International Day for the Abolition of Slavery 2 December
The abolition of slavery is rightly regarded as a moral triumph in the face of strong opposition. It is hard to imagine Western societies ever accepting again slavery in the form it had taken in the nineteenth century. But the attitudes that underlay the support for slavery have remained intact and are reflected in new forms of slavery. They are rooted deeply in the human heart.
To those who accepted slavery the human beings made slaves were possessions they had bought. Their value lay not in their humanity but in their financial cost and resale value and their capacity to work hard. Like hoes or horses they could be discarded when they wore out or when new models were required.
Their gifts, sorrows, joys and relationships were of no interest to their owners unless they could be exploited for financial gain. Owners might treat them kindly, but this would be seen as a tribute to their own generosity of spirit, or perhaps as shrewd managerial tactics, not as a duty.
Slave owners and traders regarded the abolishment of slavery as confiscation of their property and unjustified interference in their business. Their opposition diminished only when changing economic conditions made slavery uneconomic. The root of slavery, however, the valuation of human beings by their contribution to others’ profit, remained.
It is central to most contemporary economic theories and to the practices of big businesses. The difference between slaves and many workers today is that the slave had no say in where he worked but was bought, sold and controlled without opportunity to volunteer or refuse his services. Today workers are often seen simply as a cost, with their human value discounted. In many cases, too, in order to survive they have no option but to accept work without the opportunity to negotiate conditions.
Their choice is hardly free.
In many societies people are still enslaved. In the developed world people trafficking is a common form of slavery. People in the developing world are promised lucrative work in a rich nation. On arrival the traders take their passport, often force them into sex work or other demeaning and dangerous occupations and leave them only a pittance for food.
As we celebrate the abolition of slavery, we are invited to reflect on the ways in which people are enslaved in our own society. We are also invited to demand a society in which the economy serves the whole of society and people are respected for the intrinsic worth and not just for their economic output. Freedom is based on respect.

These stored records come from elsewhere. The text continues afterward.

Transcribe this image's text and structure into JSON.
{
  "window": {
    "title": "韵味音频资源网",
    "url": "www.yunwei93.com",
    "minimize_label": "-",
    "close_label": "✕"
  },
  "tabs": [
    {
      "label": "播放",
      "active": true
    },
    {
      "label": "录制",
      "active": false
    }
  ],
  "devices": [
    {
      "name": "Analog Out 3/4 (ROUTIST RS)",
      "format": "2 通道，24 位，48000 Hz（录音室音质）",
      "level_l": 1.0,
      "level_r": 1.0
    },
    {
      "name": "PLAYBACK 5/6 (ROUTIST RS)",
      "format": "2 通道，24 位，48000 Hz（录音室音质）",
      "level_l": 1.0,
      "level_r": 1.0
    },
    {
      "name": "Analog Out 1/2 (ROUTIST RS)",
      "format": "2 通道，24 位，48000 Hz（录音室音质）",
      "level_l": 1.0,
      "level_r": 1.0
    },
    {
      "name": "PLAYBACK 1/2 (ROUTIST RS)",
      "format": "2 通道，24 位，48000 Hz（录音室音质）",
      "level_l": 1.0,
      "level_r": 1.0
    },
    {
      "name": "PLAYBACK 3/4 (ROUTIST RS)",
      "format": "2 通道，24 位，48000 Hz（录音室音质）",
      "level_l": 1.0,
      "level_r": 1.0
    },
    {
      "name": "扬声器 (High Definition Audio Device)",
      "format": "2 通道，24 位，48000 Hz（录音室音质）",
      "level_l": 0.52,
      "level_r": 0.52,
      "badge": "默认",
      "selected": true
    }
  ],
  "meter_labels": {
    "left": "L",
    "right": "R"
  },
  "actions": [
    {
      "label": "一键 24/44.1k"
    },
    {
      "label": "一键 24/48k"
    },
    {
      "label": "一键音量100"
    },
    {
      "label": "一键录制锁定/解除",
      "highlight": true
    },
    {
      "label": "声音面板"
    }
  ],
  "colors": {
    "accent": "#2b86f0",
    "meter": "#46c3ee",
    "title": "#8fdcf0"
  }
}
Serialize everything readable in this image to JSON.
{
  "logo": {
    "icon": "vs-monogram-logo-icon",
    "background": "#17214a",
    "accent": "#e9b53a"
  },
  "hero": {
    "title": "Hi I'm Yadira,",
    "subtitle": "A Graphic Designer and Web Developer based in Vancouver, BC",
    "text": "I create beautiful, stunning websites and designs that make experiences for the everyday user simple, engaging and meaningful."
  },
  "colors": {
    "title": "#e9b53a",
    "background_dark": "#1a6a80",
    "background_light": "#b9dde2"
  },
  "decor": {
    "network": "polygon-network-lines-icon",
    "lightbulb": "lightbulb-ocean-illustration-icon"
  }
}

That respect for vulnerable young people remains at the core of the programs of Jesuit Social Services and of our insistence that the Government must give decent support to vulnerable people in order to help them make connections with society.
Fr Andrew Hamilton SJ writes for Jesuit Communications and Jesuit Social Services.